◆ **TASK DESCRIPTION**
Run through the records and show each line that includes the string "category".

[Opening RECORDS FOR PROCESSING section]

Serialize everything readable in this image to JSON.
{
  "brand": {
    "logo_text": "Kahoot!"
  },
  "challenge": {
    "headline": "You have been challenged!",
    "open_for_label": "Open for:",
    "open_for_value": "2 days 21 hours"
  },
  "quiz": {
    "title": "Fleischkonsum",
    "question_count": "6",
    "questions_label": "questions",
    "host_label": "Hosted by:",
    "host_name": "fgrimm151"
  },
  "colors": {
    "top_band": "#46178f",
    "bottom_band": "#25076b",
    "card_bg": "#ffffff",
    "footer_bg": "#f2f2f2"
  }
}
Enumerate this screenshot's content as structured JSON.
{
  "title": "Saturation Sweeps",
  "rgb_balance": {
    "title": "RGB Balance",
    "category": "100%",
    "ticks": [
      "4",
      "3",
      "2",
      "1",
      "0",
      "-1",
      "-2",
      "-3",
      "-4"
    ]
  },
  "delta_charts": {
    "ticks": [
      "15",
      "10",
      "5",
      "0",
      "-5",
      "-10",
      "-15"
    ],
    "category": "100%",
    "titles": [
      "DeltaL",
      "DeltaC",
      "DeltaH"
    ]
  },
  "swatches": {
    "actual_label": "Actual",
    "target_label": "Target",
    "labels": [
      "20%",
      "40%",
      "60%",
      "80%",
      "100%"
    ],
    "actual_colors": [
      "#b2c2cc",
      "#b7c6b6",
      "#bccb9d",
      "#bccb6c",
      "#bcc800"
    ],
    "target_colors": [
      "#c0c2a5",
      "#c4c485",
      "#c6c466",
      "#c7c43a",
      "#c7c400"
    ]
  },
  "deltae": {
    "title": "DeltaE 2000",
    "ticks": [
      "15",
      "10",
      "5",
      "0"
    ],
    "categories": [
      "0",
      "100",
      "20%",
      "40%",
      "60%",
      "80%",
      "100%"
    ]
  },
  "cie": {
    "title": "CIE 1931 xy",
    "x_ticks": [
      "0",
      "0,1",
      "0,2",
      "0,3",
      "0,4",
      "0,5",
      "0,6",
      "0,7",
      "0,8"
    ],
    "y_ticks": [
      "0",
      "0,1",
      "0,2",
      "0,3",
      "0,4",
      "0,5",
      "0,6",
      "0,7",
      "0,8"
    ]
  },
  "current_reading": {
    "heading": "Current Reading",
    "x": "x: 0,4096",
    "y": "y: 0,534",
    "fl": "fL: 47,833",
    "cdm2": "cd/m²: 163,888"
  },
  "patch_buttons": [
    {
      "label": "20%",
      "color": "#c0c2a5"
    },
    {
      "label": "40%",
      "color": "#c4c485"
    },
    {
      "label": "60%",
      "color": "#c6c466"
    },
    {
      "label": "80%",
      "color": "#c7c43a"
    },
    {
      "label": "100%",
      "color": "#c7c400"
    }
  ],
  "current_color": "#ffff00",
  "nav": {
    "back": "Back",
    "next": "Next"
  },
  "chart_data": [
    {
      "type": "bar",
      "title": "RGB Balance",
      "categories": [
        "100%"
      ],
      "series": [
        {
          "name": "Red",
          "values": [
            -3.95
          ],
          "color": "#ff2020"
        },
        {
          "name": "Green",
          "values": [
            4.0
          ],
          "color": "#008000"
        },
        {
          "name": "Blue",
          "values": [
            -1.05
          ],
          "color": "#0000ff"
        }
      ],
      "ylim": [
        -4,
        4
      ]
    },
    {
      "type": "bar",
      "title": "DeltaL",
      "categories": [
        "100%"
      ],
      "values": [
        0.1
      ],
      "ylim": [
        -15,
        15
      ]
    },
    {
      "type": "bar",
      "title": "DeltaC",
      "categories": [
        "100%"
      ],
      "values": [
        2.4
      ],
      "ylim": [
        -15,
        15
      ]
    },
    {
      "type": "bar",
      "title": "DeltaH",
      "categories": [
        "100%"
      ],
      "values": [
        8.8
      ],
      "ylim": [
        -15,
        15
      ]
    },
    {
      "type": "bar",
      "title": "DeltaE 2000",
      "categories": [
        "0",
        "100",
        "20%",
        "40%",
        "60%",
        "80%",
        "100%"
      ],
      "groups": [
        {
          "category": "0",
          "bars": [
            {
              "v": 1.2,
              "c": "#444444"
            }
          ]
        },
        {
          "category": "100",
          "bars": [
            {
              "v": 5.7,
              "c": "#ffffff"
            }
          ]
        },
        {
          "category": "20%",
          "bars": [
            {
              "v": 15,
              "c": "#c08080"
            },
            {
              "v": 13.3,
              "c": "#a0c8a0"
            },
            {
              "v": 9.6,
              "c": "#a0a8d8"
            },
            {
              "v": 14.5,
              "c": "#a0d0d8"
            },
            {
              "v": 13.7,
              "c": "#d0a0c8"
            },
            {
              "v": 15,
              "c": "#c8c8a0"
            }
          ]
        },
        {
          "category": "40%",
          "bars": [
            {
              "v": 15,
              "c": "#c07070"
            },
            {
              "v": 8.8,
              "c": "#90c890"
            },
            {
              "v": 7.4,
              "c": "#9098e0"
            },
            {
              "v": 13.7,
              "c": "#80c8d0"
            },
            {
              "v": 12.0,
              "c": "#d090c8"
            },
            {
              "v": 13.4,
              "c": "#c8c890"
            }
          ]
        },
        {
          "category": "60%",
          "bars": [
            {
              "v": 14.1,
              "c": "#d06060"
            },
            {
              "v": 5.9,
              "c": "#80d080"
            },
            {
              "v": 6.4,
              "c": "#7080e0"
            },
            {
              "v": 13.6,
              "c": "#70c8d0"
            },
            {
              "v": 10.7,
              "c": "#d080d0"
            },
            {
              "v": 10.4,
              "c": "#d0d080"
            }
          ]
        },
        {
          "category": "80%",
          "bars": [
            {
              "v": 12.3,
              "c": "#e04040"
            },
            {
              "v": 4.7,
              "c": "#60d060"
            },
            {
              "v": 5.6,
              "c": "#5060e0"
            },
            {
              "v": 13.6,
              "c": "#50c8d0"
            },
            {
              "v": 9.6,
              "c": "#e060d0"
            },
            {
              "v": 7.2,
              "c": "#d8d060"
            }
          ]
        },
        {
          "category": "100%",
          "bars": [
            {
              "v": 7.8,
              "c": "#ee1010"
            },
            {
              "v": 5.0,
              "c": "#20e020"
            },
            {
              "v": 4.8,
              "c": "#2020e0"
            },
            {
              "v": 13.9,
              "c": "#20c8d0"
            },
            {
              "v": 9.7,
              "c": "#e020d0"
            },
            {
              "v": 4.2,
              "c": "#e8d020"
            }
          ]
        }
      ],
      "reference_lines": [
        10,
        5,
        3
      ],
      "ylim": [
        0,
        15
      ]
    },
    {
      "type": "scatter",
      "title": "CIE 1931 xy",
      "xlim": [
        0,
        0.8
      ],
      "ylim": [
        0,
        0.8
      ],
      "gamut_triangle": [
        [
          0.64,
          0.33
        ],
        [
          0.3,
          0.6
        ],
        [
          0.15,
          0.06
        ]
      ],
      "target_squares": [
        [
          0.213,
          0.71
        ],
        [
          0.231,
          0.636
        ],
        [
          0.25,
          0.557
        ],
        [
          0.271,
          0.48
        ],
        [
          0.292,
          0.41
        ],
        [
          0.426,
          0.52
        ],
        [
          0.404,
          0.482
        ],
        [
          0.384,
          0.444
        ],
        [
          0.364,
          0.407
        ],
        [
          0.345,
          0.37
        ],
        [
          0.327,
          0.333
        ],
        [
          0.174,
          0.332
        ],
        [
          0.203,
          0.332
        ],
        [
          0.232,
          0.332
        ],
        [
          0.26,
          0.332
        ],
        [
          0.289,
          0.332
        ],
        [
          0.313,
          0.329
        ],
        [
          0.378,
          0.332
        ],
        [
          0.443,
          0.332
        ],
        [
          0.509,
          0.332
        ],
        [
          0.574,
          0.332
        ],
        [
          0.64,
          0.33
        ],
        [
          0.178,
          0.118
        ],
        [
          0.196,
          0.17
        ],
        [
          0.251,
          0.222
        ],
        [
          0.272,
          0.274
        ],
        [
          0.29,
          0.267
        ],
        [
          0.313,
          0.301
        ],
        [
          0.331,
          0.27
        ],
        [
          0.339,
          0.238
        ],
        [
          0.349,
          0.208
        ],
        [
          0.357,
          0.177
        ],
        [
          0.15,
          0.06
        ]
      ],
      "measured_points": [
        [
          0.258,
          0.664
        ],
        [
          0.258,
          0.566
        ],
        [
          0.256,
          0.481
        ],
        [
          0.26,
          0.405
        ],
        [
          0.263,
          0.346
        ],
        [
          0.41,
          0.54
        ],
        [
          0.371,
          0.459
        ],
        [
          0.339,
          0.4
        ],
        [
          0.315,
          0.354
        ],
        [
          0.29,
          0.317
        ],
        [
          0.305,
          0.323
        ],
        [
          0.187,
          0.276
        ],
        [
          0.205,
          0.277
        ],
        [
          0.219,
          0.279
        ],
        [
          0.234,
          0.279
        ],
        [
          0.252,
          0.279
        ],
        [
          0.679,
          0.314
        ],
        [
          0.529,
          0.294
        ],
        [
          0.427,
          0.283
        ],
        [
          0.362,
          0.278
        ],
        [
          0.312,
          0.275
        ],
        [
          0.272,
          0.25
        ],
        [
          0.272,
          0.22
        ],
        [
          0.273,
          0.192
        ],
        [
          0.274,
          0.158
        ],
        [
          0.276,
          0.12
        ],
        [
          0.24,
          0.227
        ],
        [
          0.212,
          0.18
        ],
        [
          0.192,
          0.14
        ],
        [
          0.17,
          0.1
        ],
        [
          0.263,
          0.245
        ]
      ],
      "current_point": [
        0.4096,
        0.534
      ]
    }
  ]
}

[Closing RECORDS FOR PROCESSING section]

◆ **SOLUTION TO THIS TASK**
    "category": "100%",
    "category": "100%",
          "category": "0",
          "category": "100",
          "category": "20%",
          "category": "40%",
          "category": "60%",
          "category": "80%",
          "category": "100%",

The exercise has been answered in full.